TASK DETAILS: Among the entries below, please show each line that carries the word "desc".

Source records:
----

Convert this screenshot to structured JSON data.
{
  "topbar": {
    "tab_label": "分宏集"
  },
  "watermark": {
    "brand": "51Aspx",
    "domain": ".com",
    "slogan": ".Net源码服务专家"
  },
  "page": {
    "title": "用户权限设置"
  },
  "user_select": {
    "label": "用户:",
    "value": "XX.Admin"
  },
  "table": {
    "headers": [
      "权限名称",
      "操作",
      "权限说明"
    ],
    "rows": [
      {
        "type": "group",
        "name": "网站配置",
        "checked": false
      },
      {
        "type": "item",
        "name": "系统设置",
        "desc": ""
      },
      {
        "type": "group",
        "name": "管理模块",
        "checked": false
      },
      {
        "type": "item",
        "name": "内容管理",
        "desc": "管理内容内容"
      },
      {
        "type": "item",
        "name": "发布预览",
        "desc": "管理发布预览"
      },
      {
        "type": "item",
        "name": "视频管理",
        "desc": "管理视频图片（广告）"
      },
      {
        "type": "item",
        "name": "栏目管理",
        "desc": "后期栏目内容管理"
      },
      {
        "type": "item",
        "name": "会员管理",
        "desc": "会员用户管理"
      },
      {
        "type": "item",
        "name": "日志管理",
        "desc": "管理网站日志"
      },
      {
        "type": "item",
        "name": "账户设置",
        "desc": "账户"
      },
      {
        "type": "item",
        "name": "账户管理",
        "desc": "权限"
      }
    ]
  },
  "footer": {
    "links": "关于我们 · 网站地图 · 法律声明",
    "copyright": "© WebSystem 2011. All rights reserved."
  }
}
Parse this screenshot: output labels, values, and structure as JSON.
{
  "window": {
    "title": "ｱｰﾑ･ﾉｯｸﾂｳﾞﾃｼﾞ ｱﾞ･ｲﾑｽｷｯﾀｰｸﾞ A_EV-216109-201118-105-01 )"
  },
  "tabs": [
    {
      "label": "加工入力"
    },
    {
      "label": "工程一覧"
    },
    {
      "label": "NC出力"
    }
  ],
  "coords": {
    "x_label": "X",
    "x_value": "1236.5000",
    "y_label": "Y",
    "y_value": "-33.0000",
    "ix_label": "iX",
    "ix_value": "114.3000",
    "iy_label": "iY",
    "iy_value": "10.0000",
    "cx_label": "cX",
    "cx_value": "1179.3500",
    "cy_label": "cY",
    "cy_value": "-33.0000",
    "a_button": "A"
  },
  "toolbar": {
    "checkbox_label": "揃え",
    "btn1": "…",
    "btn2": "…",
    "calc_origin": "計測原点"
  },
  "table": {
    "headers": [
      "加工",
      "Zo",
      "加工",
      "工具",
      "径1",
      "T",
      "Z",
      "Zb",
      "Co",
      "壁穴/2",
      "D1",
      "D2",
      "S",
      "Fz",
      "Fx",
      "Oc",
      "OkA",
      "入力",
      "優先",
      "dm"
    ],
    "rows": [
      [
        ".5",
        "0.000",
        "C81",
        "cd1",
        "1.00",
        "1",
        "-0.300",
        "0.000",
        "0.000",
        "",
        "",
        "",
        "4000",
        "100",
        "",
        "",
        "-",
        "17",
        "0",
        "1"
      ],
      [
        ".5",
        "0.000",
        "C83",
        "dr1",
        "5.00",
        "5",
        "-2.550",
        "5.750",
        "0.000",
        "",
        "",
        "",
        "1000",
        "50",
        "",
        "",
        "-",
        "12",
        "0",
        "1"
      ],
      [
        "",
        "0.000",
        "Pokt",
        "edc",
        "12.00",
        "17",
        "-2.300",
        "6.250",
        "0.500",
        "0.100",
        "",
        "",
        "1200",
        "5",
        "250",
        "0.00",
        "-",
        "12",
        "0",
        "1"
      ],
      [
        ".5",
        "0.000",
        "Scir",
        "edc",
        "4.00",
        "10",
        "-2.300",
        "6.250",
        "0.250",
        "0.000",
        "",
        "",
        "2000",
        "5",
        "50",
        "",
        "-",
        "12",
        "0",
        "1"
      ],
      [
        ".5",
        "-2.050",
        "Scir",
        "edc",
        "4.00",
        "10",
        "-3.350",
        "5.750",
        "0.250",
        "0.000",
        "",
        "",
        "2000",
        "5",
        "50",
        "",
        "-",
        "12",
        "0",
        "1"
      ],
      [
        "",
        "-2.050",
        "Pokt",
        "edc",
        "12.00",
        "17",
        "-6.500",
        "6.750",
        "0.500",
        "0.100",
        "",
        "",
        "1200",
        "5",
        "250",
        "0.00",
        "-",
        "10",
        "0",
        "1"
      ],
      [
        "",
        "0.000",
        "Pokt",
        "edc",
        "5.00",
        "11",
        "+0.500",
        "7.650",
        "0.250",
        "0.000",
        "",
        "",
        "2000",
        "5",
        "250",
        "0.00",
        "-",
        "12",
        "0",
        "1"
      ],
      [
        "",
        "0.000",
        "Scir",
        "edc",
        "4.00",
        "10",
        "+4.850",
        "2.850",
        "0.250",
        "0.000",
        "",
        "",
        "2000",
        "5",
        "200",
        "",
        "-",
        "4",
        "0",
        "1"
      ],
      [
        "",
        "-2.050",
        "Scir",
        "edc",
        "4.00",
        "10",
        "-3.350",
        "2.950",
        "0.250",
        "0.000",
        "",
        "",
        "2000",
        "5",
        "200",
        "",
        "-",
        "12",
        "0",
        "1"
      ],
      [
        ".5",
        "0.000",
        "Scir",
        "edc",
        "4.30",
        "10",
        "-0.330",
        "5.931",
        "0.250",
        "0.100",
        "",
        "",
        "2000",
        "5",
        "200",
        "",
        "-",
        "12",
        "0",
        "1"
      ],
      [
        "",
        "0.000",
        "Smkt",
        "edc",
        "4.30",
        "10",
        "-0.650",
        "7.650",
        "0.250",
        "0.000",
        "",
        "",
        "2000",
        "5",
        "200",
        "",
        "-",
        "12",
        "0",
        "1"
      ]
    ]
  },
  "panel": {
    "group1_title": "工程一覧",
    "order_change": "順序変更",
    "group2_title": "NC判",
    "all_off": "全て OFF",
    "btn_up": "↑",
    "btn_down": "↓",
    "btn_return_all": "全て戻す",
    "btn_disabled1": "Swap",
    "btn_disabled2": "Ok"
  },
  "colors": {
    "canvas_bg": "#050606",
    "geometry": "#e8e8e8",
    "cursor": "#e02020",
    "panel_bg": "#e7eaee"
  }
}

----

ANSWER AREA:
        "desc": ""
        "desc": "管理内容内容"
        "desc": "管理发布预览"
        "desc": "管理视频图片（广告）"
        "desc": "后期栏目内容管理"
        "desc": "会员用户管理"
        "desc": "管理网站日志"
        "desc": "账户"
        "desc": "权限"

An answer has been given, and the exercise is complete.